Exercise description: Report each line of the data that has "giai" somewhere in it.

(Records from a data collection)
◇ ◇ ◇ ◇ ◇
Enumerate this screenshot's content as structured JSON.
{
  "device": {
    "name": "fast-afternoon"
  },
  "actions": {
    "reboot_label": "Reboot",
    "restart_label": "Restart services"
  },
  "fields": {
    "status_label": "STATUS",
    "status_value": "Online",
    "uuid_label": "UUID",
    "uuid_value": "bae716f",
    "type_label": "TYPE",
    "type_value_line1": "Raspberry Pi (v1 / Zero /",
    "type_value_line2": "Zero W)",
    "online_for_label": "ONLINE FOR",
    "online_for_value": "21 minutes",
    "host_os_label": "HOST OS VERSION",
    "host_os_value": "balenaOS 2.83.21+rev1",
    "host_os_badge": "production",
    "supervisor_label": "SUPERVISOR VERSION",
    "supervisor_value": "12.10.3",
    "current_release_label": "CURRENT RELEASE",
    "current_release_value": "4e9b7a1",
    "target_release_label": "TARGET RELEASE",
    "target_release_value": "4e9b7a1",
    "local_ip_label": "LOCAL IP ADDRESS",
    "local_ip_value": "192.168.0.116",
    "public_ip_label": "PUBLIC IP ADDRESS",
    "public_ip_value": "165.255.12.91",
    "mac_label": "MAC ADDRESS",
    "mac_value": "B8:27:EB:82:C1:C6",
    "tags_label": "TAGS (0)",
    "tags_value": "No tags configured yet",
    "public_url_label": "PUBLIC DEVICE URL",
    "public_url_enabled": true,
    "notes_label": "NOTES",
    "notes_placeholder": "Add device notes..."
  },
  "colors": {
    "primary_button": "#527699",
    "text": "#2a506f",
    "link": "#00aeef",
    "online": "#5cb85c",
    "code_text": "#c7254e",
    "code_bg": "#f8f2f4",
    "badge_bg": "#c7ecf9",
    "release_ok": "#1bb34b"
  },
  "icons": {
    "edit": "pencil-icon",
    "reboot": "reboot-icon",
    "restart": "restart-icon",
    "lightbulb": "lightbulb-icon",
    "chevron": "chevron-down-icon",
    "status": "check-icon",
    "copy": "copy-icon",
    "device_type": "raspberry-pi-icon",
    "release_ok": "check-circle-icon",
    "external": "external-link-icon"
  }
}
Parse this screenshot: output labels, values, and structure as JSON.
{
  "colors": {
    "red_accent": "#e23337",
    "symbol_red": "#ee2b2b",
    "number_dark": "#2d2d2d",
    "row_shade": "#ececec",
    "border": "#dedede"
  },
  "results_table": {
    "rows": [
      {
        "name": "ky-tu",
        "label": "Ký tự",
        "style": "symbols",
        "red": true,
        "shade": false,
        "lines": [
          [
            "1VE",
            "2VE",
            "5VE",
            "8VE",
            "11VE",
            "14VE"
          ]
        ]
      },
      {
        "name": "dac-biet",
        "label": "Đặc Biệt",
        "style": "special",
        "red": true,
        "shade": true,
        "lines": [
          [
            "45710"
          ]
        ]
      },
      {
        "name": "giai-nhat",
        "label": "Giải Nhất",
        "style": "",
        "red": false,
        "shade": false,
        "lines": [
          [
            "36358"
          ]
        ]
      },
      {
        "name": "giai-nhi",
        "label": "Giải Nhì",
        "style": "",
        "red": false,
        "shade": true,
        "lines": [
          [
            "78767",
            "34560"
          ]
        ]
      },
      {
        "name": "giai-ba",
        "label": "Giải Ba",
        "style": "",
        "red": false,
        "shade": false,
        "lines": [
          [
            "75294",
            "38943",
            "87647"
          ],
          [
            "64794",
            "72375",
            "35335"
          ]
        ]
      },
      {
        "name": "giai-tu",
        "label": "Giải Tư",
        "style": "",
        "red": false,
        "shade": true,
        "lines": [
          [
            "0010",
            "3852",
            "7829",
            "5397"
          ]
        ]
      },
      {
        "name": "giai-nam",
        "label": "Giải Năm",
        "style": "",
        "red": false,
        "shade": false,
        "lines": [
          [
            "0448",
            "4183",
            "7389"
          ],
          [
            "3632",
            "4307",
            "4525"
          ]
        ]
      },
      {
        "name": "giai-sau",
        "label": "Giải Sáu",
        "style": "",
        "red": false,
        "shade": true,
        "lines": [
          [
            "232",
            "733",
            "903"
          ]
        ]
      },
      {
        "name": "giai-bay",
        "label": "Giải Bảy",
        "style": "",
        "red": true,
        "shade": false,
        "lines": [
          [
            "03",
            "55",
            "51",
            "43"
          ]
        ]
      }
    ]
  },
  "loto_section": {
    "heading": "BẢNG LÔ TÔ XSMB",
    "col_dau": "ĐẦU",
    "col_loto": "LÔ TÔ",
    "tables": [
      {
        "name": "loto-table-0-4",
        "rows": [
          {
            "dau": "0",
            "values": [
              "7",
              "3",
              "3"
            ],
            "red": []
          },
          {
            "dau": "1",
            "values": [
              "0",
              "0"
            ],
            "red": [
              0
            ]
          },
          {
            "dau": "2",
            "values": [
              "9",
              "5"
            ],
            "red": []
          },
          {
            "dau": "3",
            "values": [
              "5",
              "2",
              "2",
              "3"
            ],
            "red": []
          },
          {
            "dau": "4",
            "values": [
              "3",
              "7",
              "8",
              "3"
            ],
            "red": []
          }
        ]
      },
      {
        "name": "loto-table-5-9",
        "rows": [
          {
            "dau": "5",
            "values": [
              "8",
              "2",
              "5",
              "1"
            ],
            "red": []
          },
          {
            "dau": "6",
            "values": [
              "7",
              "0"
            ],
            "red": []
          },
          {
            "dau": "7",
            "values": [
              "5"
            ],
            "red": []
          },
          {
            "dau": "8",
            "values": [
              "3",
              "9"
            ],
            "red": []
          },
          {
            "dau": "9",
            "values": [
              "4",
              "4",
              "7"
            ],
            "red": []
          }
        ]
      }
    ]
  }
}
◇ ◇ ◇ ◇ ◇
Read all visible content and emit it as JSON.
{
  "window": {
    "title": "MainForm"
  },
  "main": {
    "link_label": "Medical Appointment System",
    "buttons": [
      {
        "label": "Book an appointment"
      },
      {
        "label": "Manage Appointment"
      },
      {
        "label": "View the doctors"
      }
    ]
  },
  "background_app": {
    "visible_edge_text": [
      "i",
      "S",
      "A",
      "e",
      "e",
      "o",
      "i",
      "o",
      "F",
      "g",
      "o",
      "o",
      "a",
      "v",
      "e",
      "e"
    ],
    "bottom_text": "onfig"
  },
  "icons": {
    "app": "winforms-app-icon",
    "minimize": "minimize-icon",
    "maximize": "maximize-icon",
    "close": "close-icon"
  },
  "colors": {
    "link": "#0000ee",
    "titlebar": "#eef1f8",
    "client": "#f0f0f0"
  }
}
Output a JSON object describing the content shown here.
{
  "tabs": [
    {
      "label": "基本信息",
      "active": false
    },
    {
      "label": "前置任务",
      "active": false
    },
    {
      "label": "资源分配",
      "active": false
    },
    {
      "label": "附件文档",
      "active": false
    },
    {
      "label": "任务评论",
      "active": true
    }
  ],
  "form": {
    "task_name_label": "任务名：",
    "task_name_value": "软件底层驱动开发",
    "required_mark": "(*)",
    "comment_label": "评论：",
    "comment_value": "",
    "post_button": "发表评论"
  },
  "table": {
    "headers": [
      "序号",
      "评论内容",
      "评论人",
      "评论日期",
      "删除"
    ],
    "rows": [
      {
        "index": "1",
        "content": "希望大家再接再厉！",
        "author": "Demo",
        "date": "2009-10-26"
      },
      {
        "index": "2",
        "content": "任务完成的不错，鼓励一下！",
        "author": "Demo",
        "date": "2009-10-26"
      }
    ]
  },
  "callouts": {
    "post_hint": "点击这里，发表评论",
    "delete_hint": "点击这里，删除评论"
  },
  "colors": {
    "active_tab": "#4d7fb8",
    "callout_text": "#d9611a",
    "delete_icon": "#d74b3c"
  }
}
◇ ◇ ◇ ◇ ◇
Your response:
        "name": "giai-nhat",
        "name": "giai-nhi",
        "name": "giai-ba",
        "name": "giai-tu",
        "name": "giai-nam",
        "name": "giai-sau",
        "name": "giai-bay",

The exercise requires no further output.